Australia was built on hard yakka. Convict labour chipped away at hard rock to build roads, quarry sandstone, and to build our first public buildings; early settlers forged their way into thick and unpredictable bushland to build modest homes and rambling sheep-runs; gold diggers sweated on riverbeds to cradle and pan elusive nuggets; shearers rolled up their sleeves to peel away greasy wool; stockmen, as drovers and boundary riders, sat high in the saddle under blazing sun to protect massive herds of cattle. There were, of course, many other work endeavours and, just as importantly, the colonial women worked like demons to build, clean and service their homes.
There is an old saying: hard work never hurt anyone. Maybe so, but bush work certainly produced its aches and pains. Shearers in particular, usually worked and lived in poor conditions and, because of the nature of the work where they were paid for each sheep they shore, worked until they dropped. There are many accounts of shearers, especially the older brigade, crawling on all fours to get to their bunks, where they would immediately fall asleep, exhausted and racked with lumbago, rheumatism and arthritis.
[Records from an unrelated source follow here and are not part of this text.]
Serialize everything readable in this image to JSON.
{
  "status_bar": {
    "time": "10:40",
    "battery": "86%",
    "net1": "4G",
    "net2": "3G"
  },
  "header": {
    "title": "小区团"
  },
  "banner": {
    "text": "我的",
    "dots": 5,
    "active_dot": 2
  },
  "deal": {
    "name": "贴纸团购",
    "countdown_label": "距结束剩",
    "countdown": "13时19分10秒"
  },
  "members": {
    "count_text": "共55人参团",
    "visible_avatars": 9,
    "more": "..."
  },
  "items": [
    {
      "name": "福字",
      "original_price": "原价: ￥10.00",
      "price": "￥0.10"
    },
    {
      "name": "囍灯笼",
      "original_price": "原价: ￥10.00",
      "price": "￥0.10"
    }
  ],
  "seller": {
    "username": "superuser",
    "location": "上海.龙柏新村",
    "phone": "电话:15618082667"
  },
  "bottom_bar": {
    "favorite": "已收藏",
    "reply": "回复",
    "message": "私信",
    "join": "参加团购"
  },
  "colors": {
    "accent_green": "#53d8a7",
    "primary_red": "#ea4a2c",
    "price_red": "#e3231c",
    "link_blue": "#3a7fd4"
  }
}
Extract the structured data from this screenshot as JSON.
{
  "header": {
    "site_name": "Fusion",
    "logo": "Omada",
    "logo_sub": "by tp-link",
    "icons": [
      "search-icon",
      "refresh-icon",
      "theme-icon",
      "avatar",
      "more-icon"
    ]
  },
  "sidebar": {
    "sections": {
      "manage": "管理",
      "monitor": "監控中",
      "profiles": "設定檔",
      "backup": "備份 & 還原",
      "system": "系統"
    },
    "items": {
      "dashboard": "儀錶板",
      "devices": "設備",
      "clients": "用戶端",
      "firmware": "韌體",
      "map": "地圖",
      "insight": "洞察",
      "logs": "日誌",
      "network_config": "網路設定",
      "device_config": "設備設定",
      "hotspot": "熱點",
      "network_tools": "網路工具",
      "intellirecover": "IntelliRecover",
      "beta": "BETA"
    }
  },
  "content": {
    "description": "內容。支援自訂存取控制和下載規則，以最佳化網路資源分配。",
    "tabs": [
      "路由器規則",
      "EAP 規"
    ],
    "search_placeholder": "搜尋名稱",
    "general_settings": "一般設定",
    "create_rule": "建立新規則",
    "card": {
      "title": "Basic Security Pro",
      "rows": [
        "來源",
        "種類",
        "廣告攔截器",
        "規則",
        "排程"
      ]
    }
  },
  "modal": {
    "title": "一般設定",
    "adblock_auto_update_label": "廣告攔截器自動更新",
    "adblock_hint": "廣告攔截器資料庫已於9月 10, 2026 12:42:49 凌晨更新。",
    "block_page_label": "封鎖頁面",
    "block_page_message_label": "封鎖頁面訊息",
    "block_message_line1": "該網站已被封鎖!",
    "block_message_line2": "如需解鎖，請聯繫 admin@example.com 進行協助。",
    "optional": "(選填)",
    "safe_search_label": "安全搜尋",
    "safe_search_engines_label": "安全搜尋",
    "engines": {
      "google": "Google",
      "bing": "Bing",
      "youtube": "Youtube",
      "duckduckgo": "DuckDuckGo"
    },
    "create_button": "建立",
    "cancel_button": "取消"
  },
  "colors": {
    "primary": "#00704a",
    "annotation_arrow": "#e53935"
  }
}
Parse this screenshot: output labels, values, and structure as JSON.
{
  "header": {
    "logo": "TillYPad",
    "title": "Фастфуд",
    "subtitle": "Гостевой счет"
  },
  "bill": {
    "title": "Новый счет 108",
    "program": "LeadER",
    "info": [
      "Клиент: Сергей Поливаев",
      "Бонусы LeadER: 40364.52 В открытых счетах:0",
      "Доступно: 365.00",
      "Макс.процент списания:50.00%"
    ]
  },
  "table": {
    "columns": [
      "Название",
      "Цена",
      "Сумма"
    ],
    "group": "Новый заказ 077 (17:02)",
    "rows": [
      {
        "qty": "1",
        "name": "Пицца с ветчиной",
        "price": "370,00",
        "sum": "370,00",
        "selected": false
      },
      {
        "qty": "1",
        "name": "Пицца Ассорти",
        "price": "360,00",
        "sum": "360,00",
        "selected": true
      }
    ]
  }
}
The selection in this section covers some tragic stories and some tragically humorous ones. The bush workers tended to abstain from alcohol when ‘on the job’ and, of course, shearing stations banned all alcohol during the season. These ‘dry’ environments provided a good opportunity to homemade entertainment, chiefly playing cards, reading, playing music, or singing and reciting poetry. Many of the bushbrigade wrote poems and sent them for publication to The Bulletin, the ‘bushman’s bible’.
IN THIS SECTION: